• _What is expected_
Report how many lines in the data below hold "student", with no other words.

• _Given records_

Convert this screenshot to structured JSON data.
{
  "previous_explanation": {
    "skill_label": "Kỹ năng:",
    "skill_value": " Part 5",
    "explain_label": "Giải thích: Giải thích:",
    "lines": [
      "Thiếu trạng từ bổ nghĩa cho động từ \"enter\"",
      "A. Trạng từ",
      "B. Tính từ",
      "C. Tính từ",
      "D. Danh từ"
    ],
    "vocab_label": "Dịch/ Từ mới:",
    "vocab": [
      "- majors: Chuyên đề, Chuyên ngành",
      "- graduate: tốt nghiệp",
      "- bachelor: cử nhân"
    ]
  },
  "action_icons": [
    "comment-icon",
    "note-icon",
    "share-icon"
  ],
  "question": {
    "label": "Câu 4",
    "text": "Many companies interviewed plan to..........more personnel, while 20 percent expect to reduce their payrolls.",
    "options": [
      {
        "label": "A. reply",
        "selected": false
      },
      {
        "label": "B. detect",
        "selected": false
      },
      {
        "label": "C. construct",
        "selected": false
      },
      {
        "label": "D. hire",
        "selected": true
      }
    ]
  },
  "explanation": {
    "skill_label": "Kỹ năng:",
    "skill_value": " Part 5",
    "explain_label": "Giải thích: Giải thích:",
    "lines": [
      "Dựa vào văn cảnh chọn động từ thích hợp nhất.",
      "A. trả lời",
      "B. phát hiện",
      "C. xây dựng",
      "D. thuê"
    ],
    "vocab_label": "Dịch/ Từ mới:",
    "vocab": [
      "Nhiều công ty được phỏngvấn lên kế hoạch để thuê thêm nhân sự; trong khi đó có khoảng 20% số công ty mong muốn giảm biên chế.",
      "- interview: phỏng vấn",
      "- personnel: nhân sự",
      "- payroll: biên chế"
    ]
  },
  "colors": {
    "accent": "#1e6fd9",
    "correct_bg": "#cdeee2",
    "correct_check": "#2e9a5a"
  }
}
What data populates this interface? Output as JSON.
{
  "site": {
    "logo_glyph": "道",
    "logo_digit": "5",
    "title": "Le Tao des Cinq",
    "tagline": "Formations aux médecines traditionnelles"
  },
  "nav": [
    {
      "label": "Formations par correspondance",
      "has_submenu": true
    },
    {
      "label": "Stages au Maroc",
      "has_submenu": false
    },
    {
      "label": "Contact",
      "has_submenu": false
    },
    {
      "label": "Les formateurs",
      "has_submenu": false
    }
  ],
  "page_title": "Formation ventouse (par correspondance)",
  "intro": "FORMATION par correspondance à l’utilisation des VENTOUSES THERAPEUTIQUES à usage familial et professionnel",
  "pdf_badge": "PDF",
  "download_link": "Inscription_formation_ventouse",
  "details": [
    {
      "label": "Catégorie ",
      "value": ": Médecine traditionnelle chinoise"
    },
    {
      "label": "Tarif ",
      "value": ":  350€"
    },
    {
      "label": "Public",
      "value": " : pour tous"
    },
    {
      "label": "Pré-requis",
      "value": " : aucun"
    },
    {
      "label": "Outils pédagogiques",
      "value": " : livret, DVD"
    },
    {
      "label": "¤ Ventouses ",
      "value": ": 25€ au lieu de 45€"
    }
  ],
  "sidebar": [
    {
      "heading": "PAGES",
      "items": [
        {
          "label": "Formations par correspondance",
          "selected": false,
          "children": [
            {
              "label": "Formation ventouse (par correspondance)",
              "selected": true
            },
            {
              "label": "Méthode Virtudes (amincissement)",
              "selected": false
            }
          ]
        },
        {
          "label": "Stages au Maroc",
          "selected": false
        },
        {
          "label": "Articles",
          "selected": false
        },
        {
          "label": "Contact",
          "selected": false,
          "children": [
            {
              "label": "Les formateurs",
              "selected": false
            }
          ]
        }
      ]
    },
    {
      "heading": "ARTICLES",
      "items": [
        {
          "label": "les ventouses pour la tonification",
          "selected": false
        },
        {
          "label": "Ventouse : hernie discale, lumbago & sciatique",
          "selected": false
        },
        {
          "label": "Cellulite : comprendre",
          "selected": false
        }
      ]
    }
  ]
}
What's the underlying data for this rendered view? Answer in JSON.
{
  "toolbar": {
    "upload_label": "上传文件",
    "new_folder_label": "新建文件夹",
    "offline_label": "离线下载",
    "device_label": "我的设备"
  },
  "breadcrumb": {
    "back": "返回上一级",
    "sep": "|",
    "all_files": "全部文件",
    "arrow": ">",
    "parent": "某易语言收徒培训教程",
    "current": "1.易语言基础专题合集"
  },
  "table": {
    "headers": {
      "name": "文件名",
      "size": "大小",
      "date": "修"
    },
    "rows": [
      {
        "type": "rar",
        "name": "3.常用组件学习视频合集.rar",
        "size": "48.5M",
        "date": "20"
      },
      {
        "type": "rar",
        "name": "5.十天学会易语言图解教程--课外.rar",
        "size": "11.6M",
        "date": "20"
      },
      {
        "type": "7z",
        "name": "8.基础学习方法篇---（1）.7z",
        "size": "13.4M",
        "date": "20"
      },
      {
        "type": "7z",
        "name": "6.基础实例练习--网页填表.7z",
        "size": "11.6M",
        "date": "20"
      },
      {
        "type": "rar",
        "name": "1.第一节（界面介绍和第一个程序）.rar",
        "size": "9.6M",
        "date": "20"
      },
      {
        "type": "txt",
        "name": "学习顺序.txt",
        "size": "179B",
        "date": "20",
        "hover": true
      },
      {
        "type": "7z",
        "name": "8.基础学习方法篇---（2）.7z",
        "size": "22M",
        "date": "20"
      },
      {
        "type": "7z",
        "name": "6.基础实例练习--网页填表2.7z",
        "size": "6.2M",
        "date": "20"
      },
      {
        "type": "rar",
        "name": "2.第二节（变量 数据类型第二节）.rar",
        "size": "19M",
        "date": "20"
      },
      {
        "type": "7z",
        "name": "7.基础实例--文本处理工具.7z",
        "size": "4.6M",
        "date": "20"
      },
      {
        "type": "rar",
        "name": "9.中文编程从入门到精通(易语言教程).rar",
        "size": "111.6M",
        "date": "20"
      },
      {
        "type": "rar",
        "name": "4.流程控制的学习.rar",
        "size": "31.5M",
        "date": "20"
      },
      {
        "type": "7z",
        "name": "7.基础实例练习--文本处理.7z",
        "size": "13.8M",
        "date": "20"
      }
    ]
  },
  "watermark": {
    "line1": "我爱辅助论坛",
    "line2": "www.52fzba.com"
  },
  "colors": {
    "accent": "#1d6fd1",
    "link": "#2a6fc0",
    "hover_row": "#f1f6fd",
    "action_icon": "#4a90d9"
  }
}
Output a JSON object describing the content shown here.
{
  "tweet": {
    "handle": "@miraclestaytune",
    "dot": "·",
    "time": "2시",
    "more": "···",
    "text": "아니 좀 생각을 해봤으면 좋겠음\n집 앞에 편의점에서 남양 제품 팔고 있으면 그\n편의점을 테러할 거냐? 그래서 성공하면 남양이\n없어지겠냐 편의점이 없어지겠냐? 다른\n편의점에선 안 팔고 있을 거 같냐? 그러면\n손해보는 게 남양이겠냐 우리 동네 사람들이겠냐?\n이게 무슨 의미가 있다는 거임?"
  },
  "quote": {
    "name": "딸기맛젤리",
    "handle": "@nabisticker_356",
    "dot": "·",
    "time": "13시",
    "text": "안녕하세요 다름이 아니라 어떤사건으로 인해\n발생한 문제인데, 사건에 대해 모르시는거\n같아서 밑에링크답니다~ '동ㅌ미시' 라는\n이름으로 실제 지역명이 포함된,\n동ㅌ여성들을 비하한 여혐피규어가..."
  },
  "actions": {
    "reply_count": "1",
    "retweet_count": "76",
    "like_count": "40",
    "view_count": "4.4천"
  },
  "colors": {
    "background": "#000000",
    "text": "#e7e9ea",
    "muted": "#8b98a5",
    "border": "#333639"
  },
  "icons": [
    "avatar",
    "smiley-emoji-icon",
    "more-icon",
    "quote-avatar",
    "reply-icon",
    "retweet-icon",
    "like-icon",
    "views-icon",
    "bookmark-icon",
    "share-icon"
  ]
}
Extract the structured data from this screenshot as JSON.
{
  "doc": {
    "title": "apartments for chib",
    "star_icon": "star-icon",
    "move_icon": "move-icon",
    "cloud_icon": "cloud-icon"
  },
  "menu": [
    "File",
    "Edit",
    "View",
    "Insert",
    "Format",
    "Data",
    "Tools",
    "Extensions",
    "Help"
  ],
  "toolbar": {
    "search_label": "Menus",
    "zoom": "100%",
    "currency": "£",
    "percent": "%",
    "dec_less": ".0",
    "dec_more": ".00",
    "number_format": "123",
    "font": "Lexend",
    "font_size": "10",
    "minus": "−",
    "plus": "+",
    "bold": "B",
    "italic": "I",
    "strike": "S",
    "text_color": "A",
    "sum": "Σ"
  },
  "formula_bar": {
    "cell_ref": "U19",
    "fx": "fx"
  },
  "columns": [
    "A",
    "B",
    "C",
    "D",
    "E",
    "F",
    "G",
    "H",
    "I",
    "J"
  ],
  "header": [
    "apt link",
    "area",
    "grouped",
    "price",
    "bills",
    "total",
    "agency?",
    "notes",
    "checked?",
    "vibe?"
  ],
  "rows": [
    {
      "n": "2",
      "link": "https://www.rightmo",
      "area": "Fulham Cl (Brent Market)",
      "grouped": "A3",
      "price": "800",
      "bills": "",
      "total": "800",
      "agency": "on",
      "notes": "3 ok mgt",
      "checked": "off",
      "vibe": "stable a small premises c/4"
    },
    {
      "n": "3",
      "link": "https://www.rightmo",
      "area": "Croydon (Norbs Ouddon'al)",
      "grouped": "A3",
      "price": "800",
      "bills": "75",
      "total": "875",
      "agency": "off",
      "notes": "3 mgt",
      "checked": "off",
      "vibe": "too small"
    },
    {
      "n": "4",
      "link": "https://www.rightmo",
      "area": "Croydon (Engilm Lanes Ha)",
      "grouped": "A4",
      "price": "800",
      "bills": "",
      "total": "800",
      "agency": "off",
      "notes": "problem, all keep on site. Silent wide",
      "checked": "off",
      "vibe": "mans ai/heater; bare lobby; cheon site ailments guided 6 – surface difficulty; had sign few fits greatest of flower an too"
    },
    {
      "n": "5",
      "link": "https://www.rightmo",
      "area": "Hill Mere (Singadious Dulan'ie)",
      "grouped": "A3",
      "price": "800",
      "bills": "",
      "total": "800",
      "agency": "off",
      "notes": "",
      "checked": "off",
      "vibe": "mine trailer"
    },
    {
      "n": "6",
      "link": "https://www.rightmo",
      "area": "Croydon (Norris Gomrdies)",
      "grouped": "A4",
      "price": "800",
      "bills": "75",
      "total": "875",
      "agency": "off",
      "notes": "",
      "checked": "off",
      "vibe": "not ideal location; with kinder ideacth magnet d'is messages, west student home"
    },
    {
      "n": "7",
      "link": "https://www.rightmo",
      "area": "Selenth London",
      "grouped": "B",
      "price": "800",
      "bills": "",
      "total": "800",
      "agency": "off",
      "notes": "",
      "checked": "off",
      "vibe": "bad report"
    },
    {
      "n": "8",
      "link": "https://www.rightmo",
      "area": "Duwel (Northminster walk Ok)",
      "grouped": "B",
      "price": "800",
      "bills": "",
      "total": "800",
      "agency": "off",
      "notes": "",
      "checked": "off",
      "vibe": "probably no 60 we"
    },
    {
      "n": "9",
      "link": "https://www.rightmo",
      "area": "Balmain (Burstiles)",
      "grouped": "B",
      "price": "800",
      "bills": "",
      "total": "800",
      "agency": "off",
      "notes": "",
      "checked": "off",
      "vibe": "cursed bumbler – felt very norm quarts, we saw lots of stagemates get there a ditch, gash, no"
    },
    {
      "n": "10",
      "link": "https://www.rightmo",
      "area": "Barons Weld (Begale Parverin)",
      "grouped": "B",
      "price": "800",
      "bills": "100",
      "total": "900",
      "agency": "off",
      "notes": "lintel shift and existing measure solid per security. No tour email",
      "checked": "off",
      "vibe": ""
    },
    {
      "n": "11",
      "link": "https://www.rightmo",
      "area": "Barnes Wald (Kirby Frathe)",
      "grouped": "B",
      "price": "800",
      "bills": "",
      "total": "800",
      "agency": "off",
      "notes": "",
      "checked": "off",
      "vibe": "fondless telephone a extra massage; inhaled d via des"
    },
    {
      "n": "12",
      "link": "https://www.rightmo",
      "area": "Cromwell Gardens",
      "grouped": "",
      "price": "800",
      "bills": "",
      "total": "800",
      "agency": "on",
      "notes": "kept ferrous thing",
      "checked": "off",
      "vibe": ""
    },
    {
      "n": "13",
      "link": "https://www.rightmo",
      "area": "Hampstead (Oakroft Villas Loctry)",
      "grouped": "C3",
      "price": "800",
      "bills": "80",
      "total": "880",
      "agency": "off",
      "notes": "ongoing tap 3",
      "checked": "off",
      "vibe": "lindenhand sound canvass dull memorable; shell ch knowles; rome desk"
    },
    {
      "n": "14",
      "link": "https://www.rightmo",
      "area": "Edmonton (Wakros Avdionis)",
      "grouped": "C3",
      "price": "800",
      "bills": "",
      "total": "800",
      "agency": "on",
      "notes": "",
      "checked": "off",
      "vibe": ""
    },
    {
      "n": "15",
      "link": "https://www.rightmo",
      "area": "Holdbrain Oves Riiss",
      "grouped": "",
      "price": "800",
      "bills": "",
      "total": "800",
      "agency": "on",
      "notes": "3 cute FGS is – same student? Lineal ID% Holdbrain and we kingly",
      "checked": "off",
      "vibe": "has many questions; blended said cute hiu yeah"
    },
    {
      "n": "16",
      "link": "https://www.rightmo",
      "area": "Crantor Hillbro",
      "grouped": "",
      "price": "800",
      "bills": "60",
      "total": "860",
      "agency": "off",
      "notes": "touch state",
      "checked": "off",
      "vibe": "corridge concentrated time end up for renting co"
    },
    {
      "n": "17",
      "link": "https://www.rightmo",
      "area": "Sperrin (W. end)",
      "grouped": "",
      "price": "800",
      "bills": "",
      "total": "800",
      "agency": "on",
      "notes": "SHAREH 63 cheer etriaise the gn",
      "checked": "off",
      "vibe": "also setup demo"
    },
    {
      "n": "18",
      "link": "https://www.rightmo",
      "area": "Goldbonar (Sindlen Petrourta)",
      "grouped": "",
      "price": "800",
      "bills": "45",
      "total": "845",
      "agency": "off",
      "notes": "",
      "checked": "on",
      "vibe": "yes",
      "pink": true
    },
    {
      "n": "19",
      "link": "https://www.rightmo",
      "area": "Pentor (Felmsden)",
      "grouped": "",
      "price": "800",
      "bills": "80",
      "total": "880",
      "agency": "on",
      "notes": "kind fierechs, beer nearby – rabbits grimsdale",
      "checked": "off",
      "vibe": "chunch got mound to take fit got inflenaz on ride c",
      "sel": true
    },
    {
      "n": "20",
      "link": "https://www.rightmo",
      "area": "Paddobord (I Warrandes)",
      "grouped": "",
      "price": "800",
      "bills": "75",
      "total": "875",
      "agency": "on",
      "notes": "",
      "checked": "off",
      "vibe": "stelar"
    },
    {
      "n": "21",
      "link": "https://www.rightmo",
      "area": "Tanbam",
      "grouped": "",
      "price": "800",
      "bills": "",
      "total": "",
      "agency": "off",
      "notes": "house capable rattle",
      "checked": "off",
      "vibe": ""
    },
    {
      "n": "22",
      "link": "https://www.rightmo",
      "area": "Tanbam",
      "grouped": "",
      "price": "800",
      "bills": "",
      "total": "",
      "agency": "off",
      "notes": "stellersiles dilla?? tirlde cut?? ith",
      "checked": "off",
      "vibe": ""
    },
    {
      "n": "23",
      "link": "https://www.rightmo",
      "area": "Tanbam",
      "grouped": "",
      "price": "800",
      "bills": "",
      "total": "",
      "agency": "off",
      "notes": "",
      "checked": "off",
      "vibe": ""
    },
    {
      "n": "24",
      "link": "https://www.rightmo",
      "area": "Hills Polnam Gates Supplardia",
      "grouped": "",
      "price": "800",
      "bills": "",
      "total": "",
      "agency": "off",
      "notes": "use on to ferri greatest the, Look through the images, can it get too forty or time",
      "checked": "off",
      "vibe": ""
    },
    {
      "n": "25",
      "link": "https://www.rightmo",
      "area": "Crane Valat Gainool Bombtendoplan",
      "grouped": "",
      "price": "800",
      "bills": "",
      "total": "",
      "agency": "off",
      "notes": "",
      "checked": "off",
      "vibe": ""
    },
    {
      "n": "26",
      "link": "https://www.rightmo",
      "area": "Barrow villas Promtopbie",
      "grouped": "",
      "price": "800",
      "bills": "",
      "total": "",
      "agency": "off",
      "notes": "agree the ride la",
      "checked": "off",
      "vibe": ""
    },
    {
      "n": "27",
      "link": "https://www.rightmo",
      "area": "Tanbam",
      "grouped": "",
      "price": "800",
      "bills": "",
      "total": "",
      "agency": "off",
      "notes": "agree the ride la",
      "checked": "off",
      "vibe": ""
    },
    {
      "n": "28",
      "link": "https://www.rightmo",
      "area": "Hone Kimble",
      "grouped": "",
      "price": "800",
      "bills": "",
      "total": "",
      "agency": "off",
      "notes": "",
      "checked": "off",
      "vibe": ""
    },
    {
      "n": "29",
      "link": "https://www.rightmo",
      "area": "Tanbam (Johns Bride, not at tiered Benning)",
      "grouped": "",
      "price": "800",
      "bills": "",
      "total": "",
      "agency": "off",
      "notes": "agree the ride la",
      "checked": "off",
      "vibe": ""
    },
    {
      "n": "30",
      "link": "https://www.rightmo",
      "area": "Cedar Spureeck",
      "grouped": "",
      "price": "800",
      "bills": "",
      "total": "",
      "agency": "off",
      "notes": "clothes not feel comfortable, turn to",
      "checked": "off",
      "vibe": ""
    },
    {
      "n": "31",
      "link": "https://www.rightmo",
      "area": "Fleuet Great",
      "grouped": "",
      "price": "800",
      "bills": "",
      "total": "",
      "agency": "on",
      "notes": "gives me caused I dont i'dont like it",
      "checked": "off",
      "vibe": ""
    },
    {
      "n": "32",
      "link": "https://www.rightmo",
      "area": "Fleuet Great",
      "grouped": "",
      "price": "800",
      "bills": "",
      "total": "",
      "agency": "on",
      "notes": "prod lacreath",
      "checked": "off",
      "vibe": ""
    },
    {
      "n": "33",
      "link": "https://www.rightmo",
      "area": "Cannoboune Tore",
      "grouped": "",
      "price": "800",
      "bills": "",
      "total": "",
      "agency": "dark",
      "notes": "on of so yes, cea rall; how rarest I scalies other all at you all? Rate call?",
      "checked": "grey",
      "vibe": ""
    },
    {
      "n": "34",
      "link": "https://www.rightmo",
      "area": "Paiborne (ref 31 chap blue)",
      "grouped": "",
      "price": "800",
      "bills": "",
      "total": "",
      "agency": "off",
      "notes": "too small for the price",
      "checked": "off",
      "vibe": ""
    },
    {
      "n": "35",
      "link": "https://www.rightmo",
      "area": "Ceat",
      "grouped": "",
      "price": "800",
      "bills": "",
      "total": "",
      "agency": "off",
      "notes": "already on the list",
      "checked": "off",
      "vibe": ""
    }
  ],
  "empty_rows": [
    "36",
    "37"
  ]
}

• _Answer to the exercise_
2